In 2007, she noticed a mass in her right breast and was soon diagnosed with invasive ductal carcinoma of the right breast and lobular carcimona in situ of the left breast. At this time, she was treated with modified radical mastectomy of the right breast with axillary lymph node dissection and left simple mastectomy. The lymph nodes were positive for metastasis, and she began treatment with doxorubicin (Adriamycin) and cyclophosphamide (Cytoxan) in March of 2008. After four cycles, she completed an additional course of docetaxel ending in November 2008. A month later, the patient noted a swelling in her neck; a left supraclavicular lymph node biopsy in early 2009 showed metastatic carcinoma consistent with spread of her primary breast tumor.
In March of 2009, she began treatment with capecitabine at 3,500 mg daily and developed an erythematous rash on her face and chest around the fourth day. She denied any itching, pain, or numbness. She stopped taking capecitabine on the eleventh day of treatment and the rash began to subside, and following treatment with doxycycline 100 mg daily, the rash improved significantly. The patient then started the second cycle of capecitabine at a 25% dose reduction along with another course of doxycycline.
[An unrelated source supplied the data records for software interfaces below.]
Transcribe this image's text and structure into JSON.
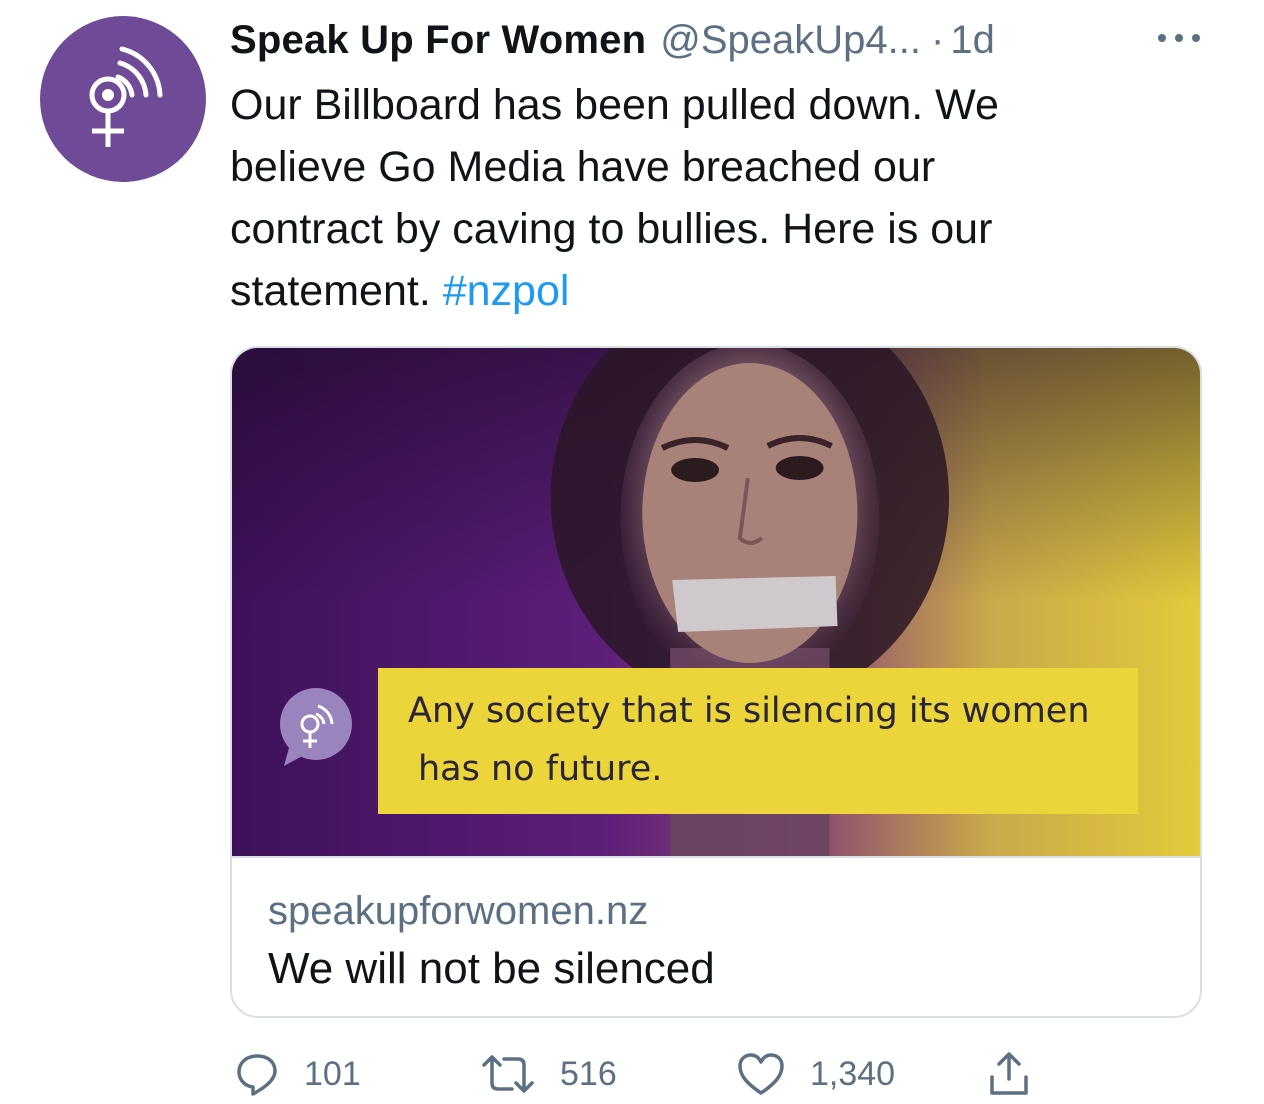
{
  "colors": {
    "avatar_bg": "#6e4a97",
    "hashtag": "#1d9bf0",
    "secondary_text": "#5b7083",
    "quote_bg": "#ecd43b",
    "image_purple": "#5d1e7a",
    "image_yellow": "#e3ca3a"
  },
  "author": {
    "display_name": "Speak Up For Women",
    "handle": "@SpeakUp4...",
    "separator": "·",
    "time": "1d",
    "avatar_icon": "venus-signal-icon"
  },
  "tweet": {
    "text_lines": [
      "Our Billboard has been pulled down. We",
      "believe Go Media have breached our",
      "contract by caving to bullies. Here is our",
      "statement."
    ],
    "hashtag": "#nzpol"
  },
  "card": {
    "image": {
      "quote_line1": "Any society that is silencing its women",
      "quote_line2": "has no future.",
      "logo_icon": "speech-bubble-venus-icon"
    },
    "domain": "speakupforwomen.nz",
    "title": "We will not be silenced"
  },
  "actions": {
    "reply_count": "101",
    "retweet_count": "516",
    "like_count": "1,340",
    "icons": [
      "reply-icon",
      "retweet-icon",
      "like-icon",
      "share-icon"
    ]
  }
}
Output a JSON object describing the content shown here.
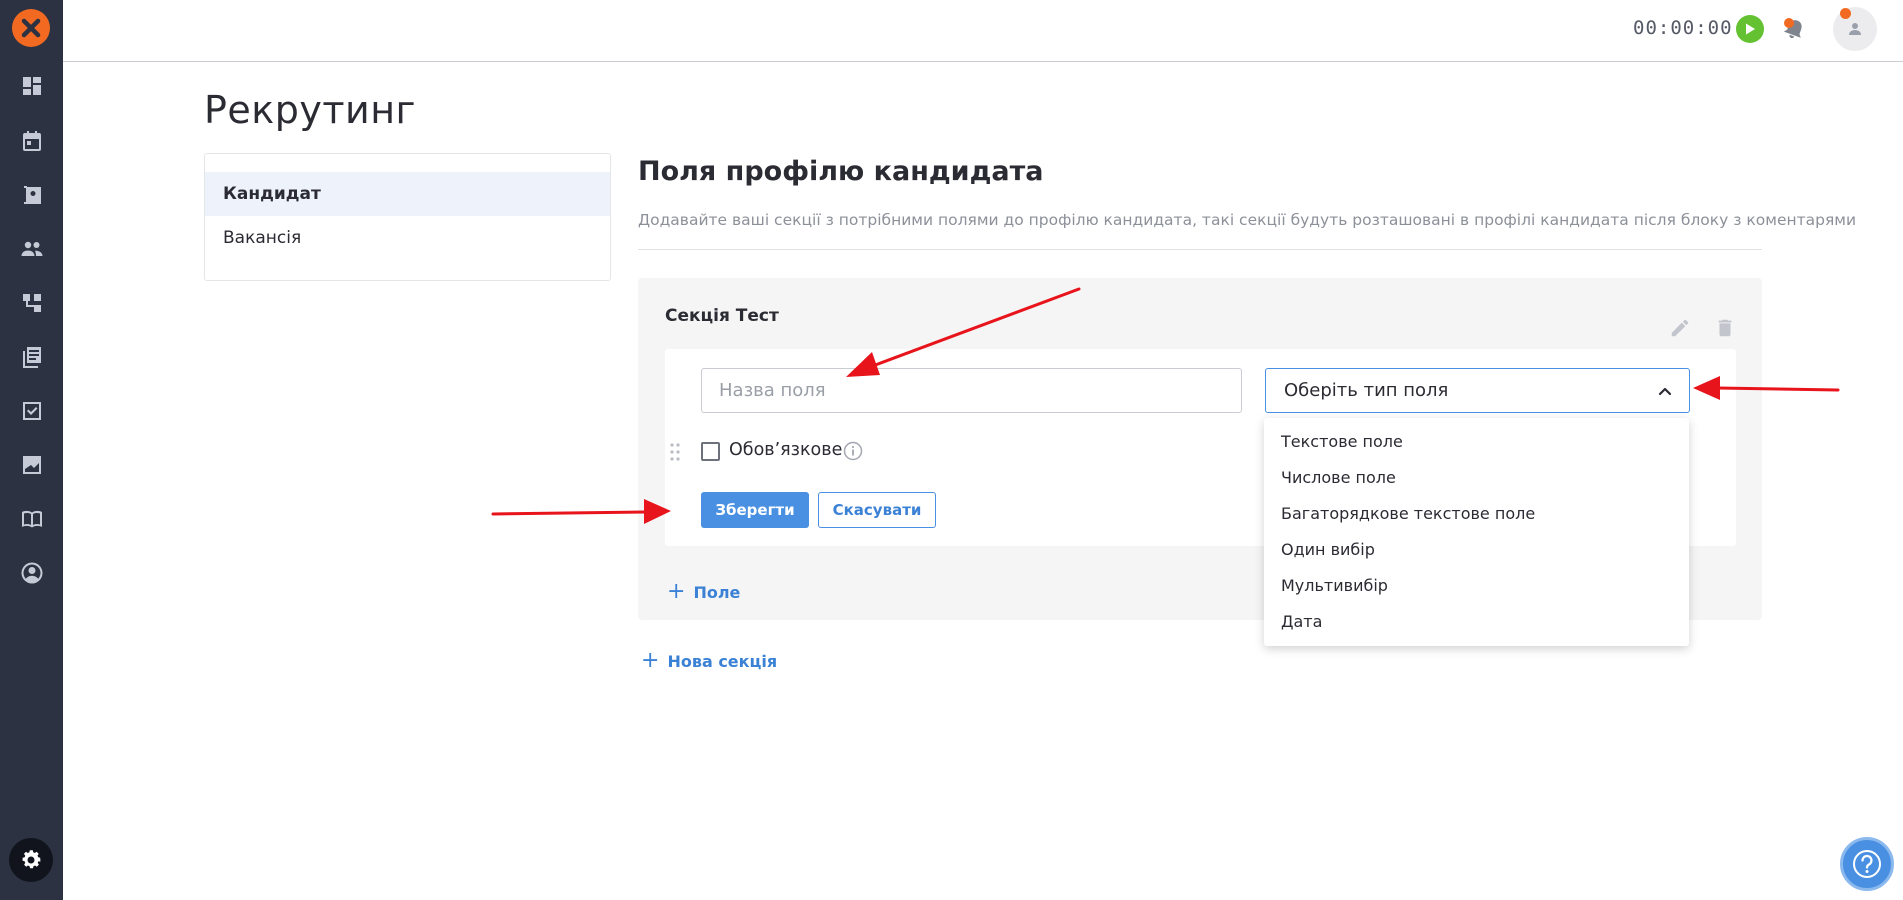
{
  "app": {
    "logo_icon": "close-x-logo"
  },
  "sidebar": {
    "items": [
      {
        "name": "dashboard-icon"
      },
      {
        "name": "calendar-icon"
      },
      {
        "name": "contacts-icon"
      },
      {
        "name": "people-icon"
      },
      {
        "name": "structure-icon"
      },
      {
        "name": "library-icon"
      },
      {
        "name": "checklist-icon"
      },
      {
        "name": "chart-icon"
      },
      {
        "name": "book-icon"
      },
      {
        "name": "profile-icon"
      }
    ],
    "settings_icon": "gear-icon"
  },
  "topbar": {
    "timer": "00:00:00",
    "play_icon": "play-icon",
    "notifications_icon": "bell-icon",
    "avatar_icon": "user-icon"
  },
  "page": {
    "title": "Рекрутинг",
    "nav": [
      {
        "label": "Кандидат",
        "active": true
      },
      {
        "label": "Вакансія",
        "active": false
      }
    ],
    "section_title": "Поля профілю кандидата",
    "section_description": "Додавайте ваші секції з потрібними полями до профілю кандидата, такі секції будуть розташовані в профілі кандидата після блоку з коментарями"
  },
  "card": {
    "title": "Секція Тест",
    "edit_icon": "pencil-icon",
    "delete_icon": "trash-icon",
    "field": {
      "name_placeholder": "Назва поля",
      "name_value": "",
      "type_placeholder": "Оберіть тип поля",
      "required_label": "Обов’язкове",
      "required_checked": false,
      "save_label": "Зберегти",
      "cancel_label": "Скасувати"
    },
    "add_field_label": "Поле",
    "type_options": [
      "Текстове поле",
      "Числове поле",
      "Багаторядкове текстове поле",
      "Один вибір",
      "Мультивибір",
      "Дата"
    ]
  },
  "add_section_label": "Нова секція",
  "help_icon": "question-icon",
  "colors": {
    "sidebar_bg": "#2c3242",
    "accent": "#4a90e2",
    "brand_orange": "#f26a21",
    "play_green": "#63c132",
    "annotation_red": "#e8141b"
  }
}
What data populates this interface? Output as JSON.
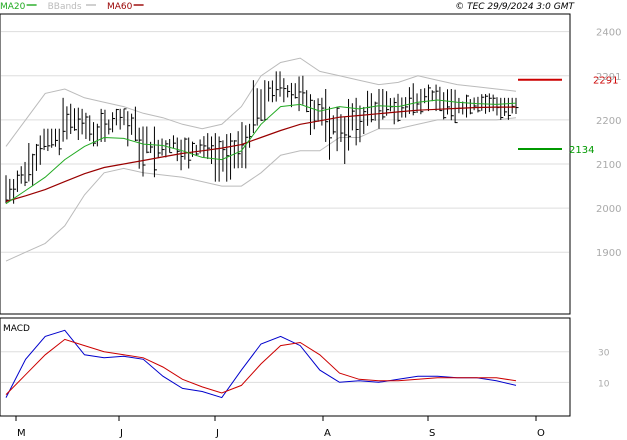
{
  "header": {
    "legend": [
      {
        "label": "MA20",
        "color": "#22aa22",
        "key": "ma20"
      },
      {
        "label": "BBands",
        "color": "#bbbbbb",
        "key": "bbands"
      },
      {
        "label": "MA60",
        "color": "#990000",
        "key": "ma60"
      }
    ],
    "copyright": "© TEC 29/9/2024 3:0 GMT"
  },
  "colors": {
    "bars": "#000000",
    "ma20": "#22aa22",
    "ma60": "#990000",
    "bbands": "#bbbbbb",
    "macd": "#0000cc",
    "signal": "#cc0000",
    "grid": "#dddddd",
    "border": "#000000",
    "resistance": "#cc0000",
    "support": "#009900"
  },
  "chart_data": [
    {
      "type": "ohlc",
      "name": "price",
      "y_ticks": [
        2400,
        2300,
        2200,
        2100,
        2000,
        1900
      ],
      "y_tick_labels": [
        "2400",
        "2291",
        "2200",
        "2100",
        "2000",
        "1900"
      ],
      "ylim": [
        1760,
        2440
      ],
      "grid": true,
      "annotations": [
        {
          "label": "2291",
          "value": 2291,
          "color": "#cc0000"
        },
        {
          "label": "2134",
          "value": 2134,
          "color": "#009900"
        }
      ],
      "ohlc_weekly": [
        [
          2035,
          2095,
          2010,
          2070
        ],
        [
          2070,
          2175,
          2050,
          2150
        ],
        [
          2150,
          2180,
          2120,
          2170
        ],
        [
          2170,
          2250,
          2150,
          2195
        ],
        [
          2195,
          2225,
          2140,
          2165
        ],
        [
          2165,
          2225,
          2150,
          2215
        ],
        [
          2215,
          2230,
          2140,
          2170
        ],
        [
          2170,
          2185,
          2070,
          2125
        ],
        [
          2125,
          2165,
          2095,
          2150
        ],
        [
          2150,
          2160,
          2080,
          2130
        ],
        [
          2130,
          2170,
          2100,
          2150
        ],
        [
          2150,
          2170,
          2060,
          2100
        ],
        [
          2100,
          2200,
          2090,
          2180
        ],
        [
          2180,
          2290,
          2170,
          2270
        ],
        [
          2270,
          2310,
          2240,
          2265
        ],
        [
          2265,
          2300,
          2200,
          2245
        ],
        [
          2245,
          2270,
          2150,
          2200
        ],
        [
          2200,
          2230,
          2100,
          2190
        ],
        [
          2190,
          2250,
          2120,
          2215
        ],
        [
          2215,
          2270,
          2180,
          2235
        ],
        [
          2235,
          2265,
          2190,
          2220
        ],
        [
          2220,
          2290,
          2200,
          2260
        ],
        [
          2260,
          2280,
          2220,
          2245
        ],
        [
          2245,
          2270,
          2190,
          2230
        ],
        [
          2230,
          2260,
          2200,
          2240
        ],
        [
          2240,
          2260,
          2210,
          2235
        ],
        [
          2235,
          2250,
          2200,
          2225
        ]
      ],
      "ma20_points": [
        2010,
        2040,
        2070,
        2110,
        2140,
        2160,
        2158,
        2145,
        2142,
        2130,
        2115,
        2110,
        2130,
        2190,
        2230,
        2235,
        2220,
        2230,
        2225,
        2232,
        2230,
        2240,
        2245,
        2240,
        2237,
        2235,
        2238
      ],
      "ma60_points": [
        2015,
        2028,
        2042,
        2060,
        2078,
        2092,
        2100,
        2108,
        2116,
        2124,
        2130,
        2136,
        2144,
        2160,
        2176,
        2190,
        2198,
        2206,
        2210,
        2214,
        2218,
        2222,
        2224,
        2226,
        2228,
        2229,
        2229
      ],
      "bb_upper_points": [
        2140,
        2200,
        2260,
        2270,
        2250,
        2240,
        2230,
        2215,
        2205,
        2190,
        2180,
        2190,
        2230,
        2300,
        2330,
        2340,
        2310,
        2300,
        2290,
        2280,
        2285,
        2300,
        2290,
        2280,
        2275,
        2270,
        2265
      ],
      "bb_lower_points": [
        1880,
        1900,
        1920,
        1960,
        2030,
        2080,
        2090,
        2080,
        2075,
        2070,
        2060,
        2050,
        2050,
        2080,
        2120,
        2130,
        2130,
        2160,
        2160,
        2180,
        2180,
        2190,
        2200,
        2200,
        2200,
        2200,
        2205
      ]
    },
    {
      "type": "line",
      "name": "MACD",
      "title": "MACD",
      "y_ticks": [
        30,
        10
      ],
      "y_tick_labels": [
        "30",
        "10"
      ],
      "ylim": [
        -12,
        52
      ],
      "grid": true,
      "x_labels": [
        "M",
        "J",
        "J",
        "A",
        "S",
        "O"
      ],
      "series": [
        {
          "key": "macd",
          "color": "#0000cc",
          "values": [
            0,
            25,
            40,
            44,
            28,
            26,
            27,
            25,
            14,
            6,
            4,
            0,
            18,
            35,
            40,
            34,
            18,
            10,
            11,
            10,
            12,
            14,
            14,
            13,
            13,
            11,
            8
          ]
        },
        {
          "key": "signal",
          "color": "#cc0000",
          "values": [
            2,
            15,
            28,
            38,
            34,
            30,
            28,
            26,
            20,
            12,
            7,
            3,
            8,
            22,
            34,
            36,
            28,
            16,
            12,
            11,
            11,
            12,
            13,
            13,
            13,
            13,
            11
          ]
        }
      ]
    }
  ]
}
The eruption waxed and waned, with exacerbations occurring during courses of chemotherapy and modest improvement between treatments. There was no improvement in the dermatitis following the decreased dose. After the second round of chemotherapy with capecitabine, the patient developed painful blistering of her hands and feet consistent with palmoplantar erythrodysesthesia (PPE) (Figure 1). During the third round of chemotherapy at the same dose, she experienced worsening PPE, which prevented her from ambulating. With the emergence of this intolerable side effect, the oncologist stopped the drug mid-treatment and switched her chemotherapy to IV ixabepilone. The patient experienced complete resolution of the PPE two months after cessation of capecitabine, with the facial eruption improved but not completely resolved.